→ **Exercise brief**: Every line in the records below with the string "cuImage" is to be copied out.
━━━━━━━━━━━━━━━━━━━━
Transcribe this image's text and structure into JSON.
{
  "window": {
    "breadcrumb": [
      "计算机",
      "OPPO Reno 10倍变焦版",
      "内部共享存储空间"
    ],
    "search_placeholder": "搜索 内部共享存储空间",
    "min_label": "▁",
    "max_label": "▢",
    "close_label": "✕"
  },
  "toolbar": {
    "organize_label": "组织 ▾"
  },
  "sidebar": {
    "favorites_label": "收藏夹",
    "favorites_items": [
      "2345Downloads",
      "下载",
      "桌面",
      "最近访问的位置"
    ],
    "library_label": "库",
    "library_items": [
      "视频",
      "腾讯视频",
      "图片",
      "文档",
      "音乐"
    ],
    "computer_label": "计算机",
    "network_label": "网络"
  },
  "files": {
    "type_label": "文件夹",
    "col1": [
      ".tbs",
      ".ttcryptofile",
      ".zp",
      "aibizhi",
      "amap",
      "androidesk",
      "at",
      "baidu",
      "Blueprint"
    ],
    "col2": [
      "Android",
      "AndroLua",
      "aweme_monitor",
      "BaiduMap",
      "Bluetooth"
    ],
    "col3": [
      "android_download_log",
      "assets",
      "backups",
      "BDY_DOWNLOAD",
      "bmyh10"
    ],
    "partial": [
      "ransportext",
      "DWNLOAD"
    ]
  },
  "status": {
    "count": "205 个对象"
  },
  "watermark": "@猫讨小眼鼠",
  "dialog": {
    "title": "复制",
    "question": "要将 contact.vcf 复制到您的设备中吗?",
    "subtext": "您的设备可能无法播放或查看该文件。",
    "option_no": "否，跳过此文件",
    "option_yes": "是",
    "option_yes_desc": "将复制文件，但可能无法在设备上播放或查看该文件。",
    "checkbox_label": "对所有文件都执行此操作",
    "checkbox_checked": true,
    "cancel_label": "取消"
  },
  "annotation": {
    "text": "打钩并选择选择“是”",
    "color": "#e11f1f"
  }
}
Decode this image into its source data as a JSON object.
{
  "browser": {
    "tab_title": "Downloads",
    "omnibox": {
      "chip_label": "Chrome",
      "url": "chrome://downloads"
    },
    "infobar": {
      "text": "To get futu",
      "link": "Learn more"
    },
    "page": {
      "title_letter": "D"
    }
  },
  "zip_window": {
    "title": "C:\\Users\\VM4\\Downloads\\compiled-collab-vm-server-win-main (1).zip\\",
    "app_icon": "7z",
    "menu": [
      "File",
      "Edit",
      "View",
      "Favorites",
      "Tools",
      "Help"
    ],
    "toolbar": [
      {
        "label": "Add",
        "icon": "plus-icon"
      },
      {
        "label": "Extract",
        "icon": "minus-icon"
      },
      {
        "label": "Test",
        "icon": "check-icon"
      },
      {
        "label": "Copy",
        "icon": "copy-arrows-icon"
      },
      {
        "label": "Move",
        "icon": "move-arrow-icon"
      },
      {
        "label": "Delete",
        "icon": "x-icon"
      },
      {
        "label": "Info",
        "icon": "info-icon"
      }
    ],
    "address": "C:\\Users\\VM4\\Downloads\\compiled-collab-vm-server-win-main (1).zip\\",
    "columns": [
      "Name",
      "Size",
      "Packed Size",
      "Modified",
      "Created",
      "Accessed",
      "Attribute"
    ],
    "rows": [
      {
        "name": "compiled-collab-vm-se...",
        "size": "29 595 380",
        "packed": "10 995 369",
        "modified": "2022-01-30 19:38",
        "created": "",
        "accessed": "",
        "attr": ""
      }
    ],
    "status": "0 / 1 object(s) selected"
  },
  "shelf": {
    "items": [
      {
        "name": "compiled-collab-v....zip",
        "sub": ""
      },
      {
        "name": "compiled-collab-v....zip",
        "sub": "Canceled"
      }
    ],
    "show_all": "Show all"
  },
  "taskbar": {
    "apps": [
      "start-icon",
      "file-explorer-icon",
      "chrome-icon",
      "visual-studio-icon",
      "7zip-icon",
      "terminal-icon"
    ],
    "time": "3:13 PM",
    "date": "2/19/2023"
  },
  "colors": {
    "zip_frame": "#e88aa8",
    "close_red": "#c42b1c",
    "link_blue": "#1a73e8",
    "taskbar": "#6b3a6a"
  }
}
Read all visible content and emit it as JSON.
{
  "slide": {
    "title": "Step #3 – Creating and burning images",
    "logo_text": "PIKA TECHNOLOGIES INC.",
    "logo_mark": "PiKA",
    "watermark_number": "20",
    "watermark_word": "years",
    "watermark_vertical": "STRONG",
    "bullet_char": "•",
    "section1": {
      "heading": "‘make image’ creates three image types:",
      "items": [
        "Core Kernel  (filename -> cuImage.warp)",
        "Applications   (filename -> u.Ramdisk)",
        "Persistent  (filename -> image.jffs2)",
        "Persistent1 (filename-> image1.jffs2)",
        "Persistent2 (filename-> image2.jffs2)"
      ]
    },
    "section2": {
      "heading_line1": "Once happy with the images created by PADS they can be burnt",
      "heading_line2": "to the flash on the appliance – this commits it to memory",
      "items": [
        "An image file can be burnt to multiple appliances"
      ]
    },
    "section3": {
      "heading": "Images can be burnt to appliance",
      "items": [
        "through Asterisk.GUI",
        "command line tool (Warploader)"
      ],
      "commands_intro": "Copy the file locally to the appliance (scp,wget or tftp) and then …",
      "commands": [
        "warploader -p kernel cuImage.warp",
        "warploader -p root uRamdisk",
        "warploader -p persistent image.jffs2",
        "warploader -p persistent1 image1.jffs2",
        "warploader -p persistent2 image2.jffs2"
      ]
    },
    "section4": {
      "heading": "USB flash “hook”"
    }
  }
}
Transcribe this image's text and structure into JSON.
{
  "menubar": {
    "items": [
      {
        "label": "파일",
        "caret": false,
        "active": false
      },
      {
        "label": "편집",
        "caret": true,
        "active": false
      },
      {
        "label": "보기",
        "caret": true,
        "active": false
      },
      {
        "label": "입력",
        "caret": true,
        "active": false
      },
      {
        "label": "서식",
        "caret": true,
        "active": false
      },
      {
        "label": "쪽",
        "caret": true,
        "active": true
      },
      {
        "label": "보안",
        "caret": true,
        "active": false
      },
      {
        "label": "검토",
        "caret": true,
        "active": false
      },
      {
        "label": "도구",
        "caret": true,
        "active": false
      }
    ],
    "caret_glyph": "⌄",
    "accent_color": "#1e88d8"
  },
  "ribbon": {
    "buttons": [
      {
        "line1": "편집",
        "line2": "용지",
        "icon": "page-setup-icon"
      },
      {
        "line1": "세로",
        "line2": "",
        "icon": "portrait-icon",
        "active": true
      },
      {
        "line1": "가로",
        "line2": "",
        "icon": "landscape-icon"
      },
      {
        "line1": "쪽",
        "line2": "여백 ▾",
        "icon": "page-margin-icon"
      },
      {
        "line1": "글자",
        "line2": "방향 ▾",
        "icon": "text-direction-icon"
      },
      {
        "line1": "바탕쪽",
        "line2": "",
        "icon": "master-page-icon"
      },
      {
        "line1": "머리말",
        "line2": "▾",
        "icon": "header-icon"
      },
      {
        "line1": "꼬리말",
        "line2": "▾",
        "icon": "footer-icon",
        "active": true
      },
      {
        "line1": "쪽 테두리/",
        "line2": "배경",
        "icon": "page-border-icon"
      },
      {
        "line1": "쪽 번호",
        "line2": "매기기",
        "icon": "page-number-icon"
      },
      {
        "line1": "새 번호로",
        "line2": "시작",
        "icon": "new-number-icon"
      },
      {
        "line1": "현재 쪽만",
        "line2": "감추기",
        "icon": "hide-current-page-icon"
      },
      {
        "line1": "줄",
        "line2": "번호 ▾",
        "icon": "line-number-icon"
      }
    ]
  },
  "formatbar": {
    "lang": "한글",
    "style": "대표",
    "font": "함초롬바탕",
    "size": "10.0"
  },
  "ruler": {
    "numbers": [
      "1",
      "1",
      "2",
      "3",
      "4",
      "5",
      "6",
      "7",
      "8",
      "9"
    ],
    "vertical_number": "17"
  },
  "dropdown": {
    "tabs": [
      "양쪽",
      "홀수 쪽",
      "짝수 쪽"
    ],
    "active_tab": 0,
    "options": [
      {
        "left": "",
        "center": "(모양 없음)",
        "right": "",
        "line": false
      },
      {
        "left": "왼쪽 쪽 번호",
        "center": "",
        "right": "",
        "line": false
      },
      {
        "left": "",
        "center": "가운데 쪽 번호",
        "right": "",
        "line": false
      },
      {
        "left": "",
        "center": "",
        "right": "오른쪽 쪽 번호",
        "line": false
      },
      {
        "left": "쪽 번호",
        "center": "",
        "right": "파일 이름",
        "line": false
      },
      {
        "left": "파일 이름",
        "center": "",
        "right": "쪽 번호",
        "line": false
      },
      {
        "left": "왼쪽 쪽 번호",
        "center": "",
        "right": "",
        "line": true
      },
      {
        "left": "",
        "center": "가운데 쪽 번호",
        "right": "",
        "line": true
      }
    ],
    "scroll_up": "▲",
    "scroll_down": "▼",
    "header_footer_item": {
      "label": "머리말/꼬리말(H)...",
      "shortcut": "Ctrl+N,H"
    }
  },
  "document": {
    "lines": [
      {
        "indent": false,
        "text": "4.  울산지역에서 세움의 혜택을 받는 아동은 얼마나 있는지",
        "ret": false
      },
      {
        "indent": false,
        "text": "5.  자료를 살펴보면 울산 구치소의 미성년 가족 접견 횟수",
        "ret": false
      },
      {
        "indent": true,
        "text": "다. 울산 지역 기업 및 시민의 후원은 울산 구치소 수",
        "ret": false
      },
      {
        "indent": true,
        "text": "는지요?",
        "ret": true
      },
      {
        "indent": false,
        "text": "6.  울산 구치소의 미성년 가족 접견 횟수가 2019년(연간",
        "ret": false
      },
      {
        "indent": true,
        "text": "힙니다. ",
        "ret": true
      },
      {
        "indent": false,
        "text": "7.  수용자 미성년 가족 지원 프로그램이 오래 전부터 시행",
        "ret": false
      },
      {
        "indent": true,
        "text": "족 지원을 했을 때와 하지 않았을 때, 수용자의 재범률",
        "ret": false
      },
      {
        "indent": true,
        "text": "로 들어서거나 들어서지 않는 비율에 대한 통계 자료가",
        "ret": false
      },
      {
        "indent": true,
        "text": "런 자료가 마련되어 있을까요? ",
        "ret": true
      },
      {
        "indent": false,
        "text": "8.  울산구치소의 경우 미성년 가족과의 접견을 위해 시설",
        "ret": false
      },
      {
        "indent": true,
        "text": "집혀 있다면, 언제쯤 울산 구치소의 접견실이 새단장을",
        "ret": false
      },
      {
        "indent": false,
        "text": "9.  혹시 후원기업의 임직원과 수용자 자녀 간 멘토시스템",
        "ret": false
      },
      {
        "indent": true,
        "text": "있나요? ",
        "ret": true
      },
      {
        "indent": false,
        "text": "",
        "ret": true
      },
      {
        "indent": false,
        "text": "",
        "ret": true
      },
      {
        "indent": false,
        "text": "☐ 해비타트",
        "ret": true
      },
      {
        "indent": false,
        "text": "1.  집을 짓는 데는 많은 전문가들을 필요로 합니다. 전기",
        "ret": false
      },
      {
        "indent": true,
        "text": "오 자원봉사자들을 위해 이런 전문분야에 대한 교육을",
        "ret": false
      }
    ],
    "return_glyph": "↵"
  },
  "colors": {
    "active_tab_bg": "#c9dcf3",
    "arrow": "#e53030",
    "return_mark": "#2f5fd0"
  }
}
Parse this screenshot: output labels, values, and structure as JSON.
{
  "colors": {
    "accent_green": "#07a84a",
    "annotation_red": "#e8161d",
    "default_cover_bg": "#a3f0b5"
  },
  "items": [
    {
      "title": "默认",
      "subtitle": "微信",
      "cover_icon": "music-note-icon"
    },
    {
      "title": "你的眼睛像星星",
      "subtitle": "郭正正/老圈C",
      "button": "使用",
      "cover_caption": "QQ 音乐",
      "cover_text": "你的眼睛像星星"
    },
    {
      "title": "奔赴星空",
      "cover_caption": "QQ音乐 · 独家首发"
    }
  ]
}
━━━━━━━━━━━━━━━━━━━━
→ **Task response**:
        "Core Kernel  (filename -> cuImage.warp)",
        "warploader -p kernel cuImage.warp",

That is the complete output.